◆ Your goal ◆
In the listing below, how many lines contain the word "tasks"? Please respond with the number only.

───── Input for this task

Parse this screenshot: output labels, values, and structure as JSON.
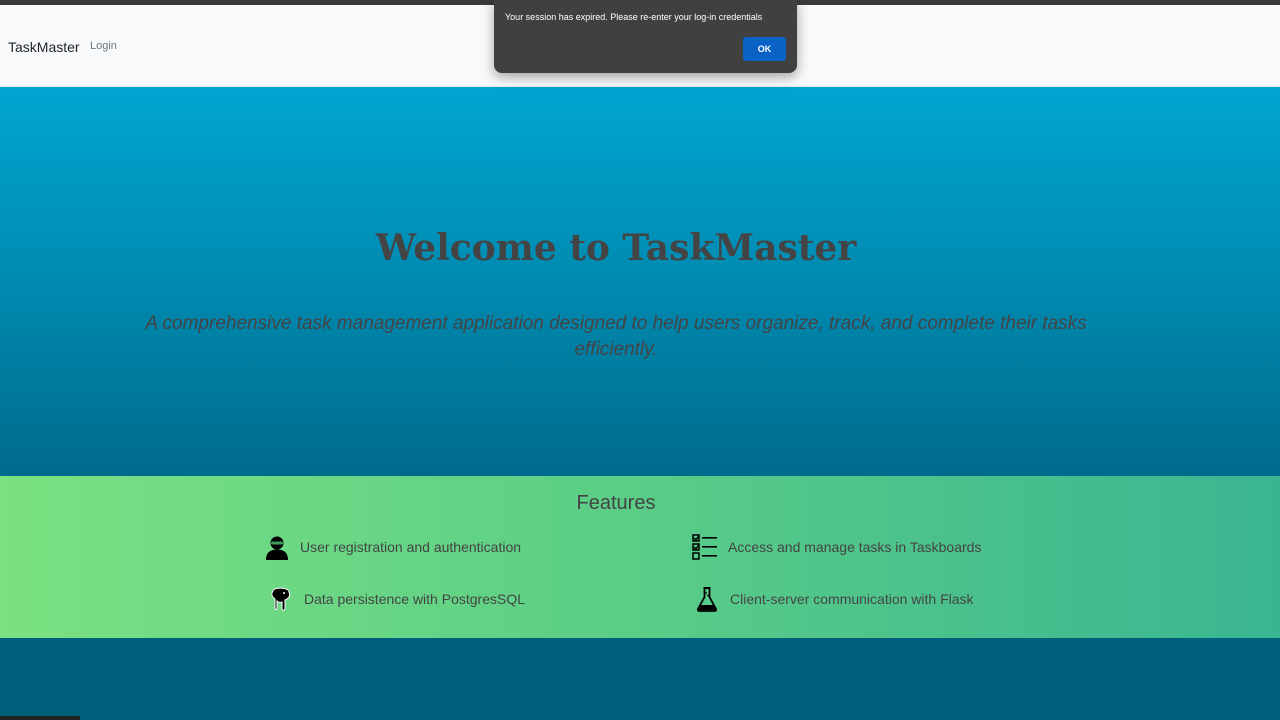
{
  "navbar": {
    "brand": "TaskMaster",
    "login_label": "Login"
  },
  "hero": {
    "title": "Welcome to TaskMaster",
    "subtitle": "A comprehensive task management application designed to help users organize, track, and complete their tasks efficiently."
  },
  "features": {
    "title": "Features",
    "items": [
      {
        "label": "User registration and authentication",
        "icon": "user-icon"
      },
      {
        "label": "Access and manage tasks in Taskboards",
        "icon": "checklist-icon"
      },
      {
        "label": "Data persistence with PostgresSQL",
        "icon": "postgres-elephant-icon"
      },
      {
        "label": "Client-server communication with Flask",
        "icon": "flask-icon"
      }
    ]
  },
  "dialog": {
    "message": "Your session has expired. Please re-enter your log-in credentials",
    "ok_label": "OK"
  },
  "colors": {
    "navbar_bg": "#f8f9fa",
    "hero_top": "#00a6d0",
    "hero_bottom": "#006b8c",
    "features_left": "#7be182",
    "features_right": "#3ab592",
    "footer_bg": "#005f7b",
    "dialog_bg": "#404040",
    "ok_button": "#0a62c7"
  }
}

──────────

◆ Answer to the exercise ◆
2